I was immediately put on anti brain seizure medication (Keppra, as I was allergic to Dilantin) and admitted into the hospital for more tests. I realized I had been having brain seizures for the last 6 months, but they were so odd that I had attributed them to stress or psychic powers. I would hallucinate while watching baseball and hear a movie dialogue that I had memorized from my past. This was so strange, but I never thought of going to the doctor for it. How could I have known that these episodes were the enlarged vessels pushing against the memory section of my brain?
The hope of surviving with my memory and speech in tact put my very good life in perspective. My friends and family immediately created a pillar of support and faith for me to lean on during this potentially terrifying procedure. One friend even set up a blog for me - andreastern.blogspot.com
My parents are in NY and would only allow the very best health care in the world in my situation. I think they would have sold their home if they needed to, by going outside of my UCLA health insurance to ensure the best surgeon for me. Luckily, my health insurance aligned me to an AVM specialist who is among the very best brain surgeons in the world.
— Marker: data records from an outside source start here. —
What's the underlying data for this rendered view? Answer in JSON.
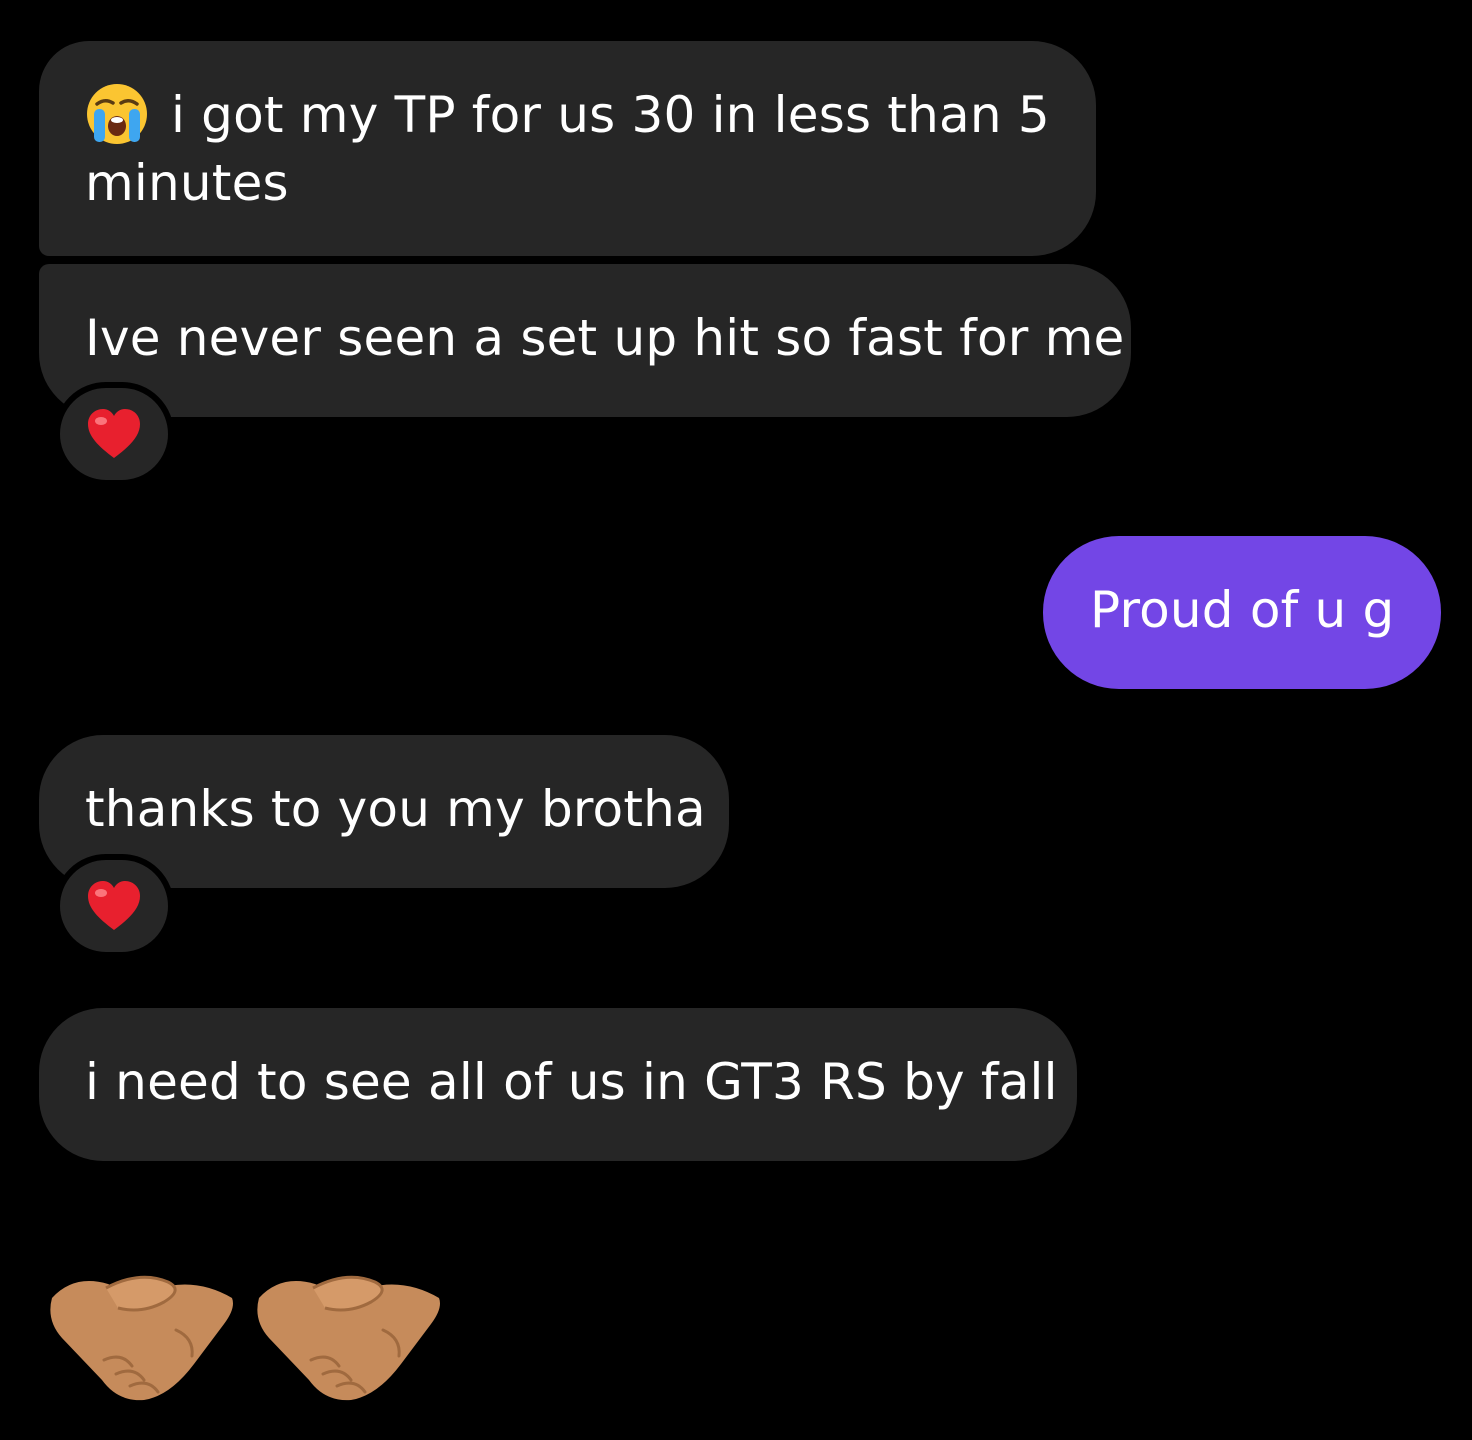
{
  "messages": [
    {
      "direction": "incoming",
      "emoji": "loudly-crying-face",
      "text": "i got my TP for us 30 in less than 5 minutes"
    },
    {
      "direction": "incoming",
      "text": "Ive never seen a set up hit so fast for me",
      "reaction": "red-heart"
    },
    {
      "direction": "outgoing",
      "text": "Proud of u g"
    },
    {
      "direction": "incoming",
      "text": "thanks to you my brotha",
      "reaction": "red-heart"
    },
    {
      "direction": "incoming",
      "text": "i need to see all of us in GT3 RS by fall"
    },
    {
      "direction": "incoming",
      "emoji_only": [
        "handshake",
        "handshake"
      ]
    }
  ],
  "colors": {
    "background": "#000000",
    "incoming_bubble": "#262626",
    "outgoing_bubble": "#7346e6",
    "text": "#ffffff",
    "heart": "#e8202e"
  }
}
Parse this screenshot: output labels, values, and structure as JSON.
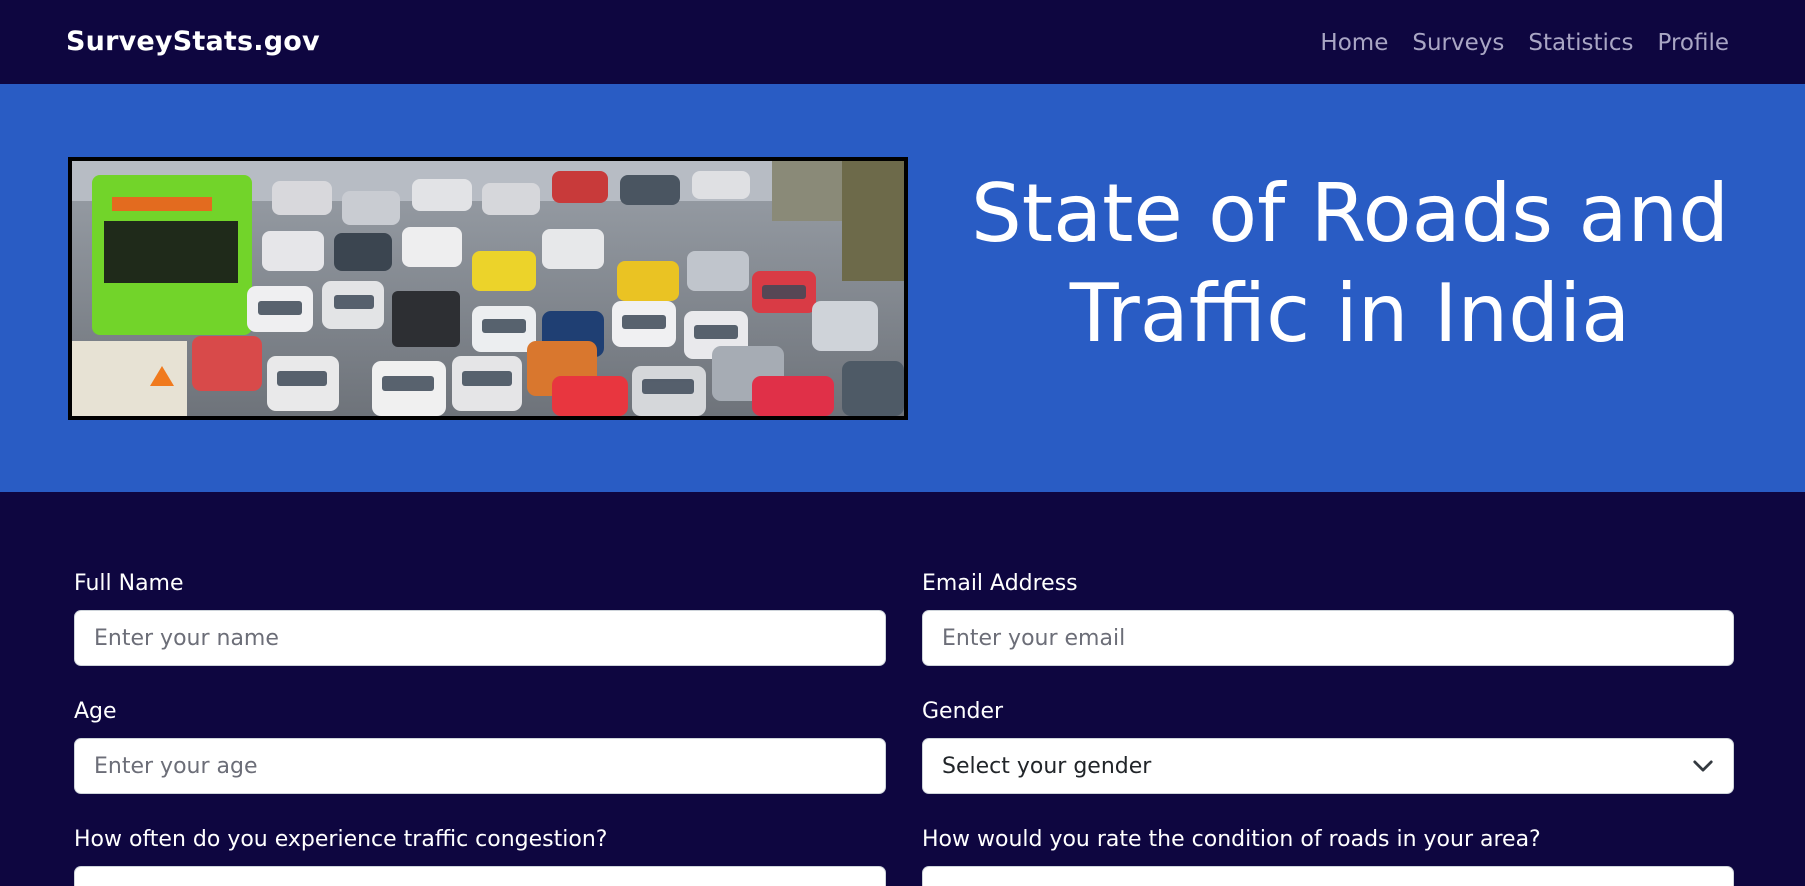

Dr. Neil A. Martin is THE ONE that people travel to see from across the globe. He was recommended so highly and I was told by a few other doctors that there is no second opinion when working with him. Dr. Martin's name is actually on the scale that rates the severity of AVM's.
I felt like the most blessed person through this experience because of the capable hands I landed in - from Dr. Martin to Dr. William Buxton, my neurologist. I was able to relax and give up control because I trusted the people who were taking care of me.
In October, Dr. Martin removed the AVM I was born with and I was told it was gone forever. In retrospect, I do wonder what my other vascular malformation in my left leg called Klippel Trenaunay Syndrome had to do with the AVM. Some doctors say it's not related and Dr. Martin says it may be. There are so many aspects of this experience I will never forget. I do believe I'm a better person from all that I went through and how I went through it.
My hope is that the UCLA team that watched over me gets to expand and do the research to teach all others in this field what they know.
After a few months, I fully recovered and feel ready to help others in the same situation. "Brain surgery" no longer sounds like the most frightening words I have ever heard, but instead brings me feelings of gratitude because of how Dr. Martin and his team have given me a second chance to live my miraculous life.
AVM Survivors Website: I have found it helpful to connect with other AVM survivors through resources like: avmsurvivors.org.